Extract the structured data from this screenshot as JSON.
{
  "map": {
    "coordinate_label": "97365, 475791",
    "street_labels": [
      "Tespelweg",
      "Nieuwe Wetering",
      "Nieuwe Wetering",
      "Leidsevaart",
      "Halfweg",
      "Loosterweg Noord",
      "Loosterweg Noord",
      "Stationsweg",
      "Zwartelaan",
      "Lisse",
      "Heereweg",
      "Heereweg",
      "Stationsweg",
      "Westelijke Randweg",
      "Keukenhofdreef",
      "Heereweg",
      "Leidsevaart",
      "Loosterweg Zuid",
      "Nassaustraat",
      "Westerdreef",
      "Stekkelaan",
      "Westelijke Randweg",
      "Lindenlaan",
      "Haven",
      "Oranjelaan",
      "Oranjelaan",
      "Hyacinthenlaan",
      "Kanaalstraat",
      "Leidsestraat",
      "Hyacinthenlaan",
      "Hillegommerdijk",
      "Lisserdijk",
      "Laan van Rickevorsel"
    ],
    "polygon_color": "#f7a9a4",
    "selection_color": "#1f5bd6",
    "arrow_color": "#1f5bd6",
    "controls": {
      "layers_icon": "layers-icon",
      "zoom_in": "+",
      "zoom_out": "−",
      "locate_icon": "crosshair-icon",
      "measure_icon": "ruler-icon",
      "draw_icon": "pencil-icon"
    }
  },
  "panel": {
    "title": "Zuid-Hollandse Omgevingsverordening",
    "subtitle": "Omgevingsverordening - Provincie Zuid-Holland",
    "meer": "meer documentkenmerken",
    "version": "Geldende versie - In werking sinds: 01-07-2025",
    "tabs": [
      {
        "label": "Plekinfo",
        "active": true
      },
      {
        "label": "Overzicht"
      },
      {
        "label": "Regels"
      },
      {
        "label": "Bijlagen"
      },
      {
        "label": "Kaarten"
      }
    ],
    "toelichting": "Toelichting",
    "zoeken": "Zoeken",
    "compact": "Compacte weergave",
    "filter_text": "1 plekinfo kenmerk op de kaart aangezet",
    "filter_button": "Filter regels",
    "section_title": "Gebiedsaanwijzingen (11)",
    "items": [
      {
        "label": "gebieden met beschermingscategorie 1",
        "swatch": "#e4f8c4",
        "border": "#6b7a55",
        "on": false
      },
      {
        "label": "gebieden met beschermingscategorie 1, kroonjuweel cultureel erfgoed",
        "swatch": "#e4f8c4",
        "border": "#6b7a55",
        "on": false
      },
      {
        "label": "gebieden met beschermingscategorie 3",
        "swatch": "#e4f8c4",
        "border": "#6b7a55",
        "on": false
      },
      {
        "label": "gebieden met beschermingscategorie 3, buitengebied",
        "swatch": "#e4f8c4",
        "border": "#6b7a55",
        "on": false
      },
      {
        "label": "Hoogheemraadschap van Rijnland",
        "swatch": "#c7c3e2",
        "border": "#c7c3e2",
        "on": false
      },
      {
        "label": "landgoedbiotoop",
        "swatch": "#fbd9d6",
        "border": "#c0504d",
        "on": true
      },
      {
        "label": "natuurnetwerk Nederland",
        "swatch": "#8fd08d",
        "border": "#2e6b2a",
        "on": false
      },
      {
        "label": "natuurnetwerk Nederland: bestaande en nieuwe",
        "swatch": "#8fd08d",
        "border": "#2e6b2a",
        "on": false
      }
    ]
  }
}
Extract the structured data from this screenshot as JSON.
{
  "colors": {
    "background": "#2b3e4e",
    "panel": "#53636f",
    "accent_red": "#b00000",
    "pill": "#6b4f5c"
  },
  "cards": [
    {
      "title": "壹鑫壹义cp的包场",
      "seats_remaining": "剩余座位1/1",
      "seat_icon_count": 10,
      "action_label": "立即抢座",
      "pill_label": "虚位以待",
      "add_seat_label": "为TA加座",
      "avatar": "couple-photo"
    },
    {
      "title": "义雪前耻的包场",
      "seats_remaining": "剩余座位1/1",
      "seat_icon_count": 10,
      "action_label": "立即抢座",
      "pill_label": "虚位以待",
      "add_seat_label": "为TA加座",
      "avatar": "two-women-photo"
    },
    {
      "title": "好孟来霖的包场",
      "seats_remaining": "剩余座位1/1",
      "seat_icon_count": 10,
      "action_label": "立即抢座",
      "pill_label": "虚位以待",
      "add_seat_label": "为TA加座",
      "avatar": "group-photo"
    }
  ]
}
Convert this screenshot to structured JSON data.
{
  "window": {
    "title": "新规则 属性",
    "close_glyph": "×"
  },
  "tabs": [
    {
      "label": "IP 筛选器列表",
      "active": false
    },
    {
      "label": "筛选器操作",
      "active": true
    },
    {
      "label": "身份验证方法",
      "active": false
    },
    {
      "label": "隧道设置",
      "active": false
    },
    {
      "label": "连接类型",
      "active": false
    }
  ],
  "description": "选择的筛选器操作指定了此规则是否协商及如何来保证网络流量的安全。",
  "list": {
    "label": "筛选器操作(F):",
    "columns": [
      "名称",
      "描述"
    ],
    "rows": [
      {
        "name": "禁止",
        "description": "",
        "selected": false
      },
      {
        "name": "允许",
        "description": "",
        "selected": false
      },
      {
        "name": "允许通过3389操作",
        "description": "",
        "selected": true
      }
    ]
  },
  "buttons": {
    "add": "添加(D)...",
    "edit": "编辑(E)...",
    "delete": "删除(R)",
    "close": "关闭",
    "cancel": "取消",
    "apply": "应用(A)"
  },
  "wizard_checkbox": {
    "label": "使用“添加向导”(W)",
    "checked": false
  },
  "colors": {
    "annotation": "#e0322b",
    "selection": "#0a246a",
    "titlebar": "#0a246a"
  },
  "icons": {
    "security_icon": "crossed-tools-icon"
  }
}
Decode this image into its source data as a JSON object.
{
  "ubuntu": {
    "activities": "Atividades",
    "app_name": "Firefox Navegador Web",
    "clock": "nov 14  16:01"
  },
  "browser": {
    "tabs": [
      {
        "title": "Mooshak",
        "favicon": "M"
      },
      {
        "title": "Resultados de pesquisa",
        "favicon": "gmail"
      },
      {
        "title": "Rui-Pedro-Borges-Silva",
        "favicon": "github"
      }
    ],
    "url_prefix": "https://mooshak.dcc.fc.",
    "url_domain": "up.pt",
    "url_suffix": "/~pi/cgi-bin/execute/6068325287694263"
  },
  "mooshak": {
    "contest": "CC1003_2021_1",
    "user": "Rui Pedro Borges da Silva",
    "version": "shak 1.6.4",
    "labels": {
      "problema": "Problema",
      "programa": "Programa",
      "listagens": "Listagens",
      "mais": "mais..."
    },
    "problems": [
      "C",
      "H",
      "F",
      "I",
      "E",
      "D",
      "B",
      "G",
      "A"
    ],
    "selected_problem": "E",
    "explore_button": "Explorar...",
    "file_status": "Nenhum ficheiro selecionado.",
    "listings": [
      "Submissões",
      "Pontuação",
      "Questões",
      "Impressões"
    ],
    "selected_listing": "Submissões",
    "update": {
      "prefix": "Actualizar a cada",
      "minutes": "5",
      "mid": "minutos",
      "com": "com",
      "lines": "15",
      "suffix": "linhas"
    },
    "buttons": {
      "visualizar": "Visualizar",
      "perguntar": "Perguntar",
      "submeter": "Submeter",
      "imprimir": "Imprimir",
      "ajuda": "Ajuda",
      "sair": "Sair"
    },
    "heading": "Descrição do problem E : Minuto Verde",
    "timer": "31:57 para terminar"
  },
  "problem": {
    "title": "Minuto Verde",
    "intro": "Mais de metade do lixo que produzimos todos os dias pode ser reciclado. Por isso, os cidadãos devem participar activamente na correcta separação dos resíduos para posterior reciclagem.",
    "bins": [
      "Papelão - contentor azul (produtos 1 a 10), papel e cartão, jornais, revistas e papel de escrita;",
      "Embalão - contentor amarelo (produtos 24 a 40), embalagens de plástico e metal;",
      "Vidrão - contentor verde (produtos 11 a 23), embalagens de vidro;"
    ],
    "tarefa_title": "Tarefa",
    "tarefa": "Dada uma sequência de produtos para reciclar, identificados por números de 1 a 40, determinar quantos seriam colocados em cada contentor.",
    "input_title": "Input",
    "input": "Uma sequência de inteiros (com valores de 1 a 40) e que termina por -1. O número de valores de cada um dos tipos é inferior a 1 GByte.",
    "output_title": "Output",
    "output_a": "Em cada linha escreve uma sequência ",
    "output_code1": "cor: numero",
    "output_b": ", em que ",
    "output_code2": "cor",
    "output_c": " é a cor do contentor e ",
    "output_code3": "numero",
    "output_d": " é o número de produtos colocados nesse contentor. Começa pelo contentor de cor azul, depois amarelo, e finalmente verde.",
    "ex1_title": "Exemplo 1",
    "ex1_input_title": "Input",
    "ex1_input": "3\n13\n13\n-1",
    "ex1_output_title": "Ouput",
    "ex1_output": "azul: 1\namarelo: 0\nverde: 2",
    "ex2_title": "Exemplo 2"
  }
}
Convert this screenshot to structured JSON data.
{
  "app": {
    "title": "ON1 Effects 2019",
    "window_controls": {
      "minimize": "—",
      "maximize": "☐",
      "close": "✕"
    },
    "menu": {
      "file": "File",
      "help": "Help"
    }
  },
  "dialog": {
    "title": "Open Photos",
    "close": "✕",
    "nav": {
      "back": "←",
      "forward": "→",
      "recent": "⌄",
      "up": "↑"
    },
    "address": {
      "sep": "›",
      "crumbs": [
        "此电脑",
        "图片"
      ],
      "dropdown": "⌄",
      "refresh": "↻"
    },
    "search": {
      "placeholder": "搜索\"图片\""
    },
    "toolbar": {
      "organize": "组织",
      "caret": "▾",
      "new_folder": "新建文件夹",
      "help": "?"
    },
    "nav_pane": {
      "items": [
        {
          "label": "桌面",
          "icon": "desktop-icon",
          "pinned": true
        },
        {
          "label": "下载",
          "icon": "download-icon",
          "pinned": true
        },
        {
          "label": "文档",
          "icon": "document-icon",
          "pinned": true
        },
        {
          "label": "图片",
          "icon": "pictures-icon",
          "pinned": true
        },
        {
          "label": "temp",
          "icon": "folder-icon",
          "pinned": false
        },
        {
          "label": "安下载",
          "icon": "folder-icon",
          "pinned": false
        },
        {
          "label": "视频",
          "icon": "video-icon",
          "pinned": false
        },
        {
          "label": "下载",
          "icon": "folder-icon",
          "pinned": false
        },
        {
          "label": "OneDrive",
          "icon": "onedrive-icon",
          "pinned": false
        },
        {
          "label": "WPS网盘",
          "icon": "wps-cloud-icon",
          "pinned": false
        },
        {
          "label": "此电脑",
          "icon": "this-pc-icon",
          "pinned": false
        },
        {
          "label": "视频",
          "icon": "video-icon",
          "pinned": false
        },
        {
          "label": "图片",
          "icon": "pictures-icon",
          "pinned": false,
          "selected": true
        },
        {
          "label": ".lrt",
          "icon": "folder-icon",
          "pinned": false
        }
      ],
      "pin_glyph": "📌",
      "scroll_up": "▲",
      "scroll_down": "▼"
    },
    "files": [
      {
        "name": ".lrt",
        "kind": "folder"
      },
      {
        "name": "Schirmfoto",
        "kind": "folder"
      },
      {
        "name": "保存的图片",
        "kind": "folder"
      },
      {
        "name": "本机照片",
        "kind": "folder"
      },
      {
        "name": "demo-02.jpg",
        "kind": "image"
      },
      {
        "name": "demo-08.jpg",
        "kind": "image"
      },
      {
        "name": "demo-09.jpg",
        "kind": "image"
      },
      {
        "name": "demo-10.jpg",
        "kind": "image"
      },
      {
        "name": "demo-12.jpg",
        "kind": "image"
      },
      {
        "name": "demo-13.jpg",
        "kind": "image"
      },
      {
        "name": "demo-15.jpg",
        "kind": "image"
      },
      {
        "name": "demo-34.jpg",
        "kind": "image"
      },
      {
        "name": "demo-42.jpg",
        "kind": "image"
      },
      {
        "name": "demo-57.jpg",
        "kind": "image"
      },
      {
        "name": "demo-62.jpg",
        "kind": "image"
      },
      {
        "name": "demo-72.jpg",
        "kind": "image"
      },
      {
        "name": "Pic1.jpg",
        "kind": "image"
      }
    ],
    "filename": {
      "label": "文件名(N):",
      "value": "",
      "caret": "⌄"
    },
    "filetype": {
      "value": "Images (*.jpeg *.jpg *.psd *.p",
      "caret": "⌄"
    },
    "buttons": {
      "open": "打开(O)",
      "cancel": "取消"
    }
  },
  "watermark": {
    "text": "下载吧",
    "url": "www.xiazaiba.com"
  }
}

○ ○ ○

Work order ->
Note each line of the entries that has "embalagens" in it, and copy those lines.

Answer section ->
      "Embalão - contentor amarelo (produtos 24 a 40), embalagens de plástico e metal;",
      "Vidrão - contentor verde (produtos 11 a 23), embalagens de vidro;"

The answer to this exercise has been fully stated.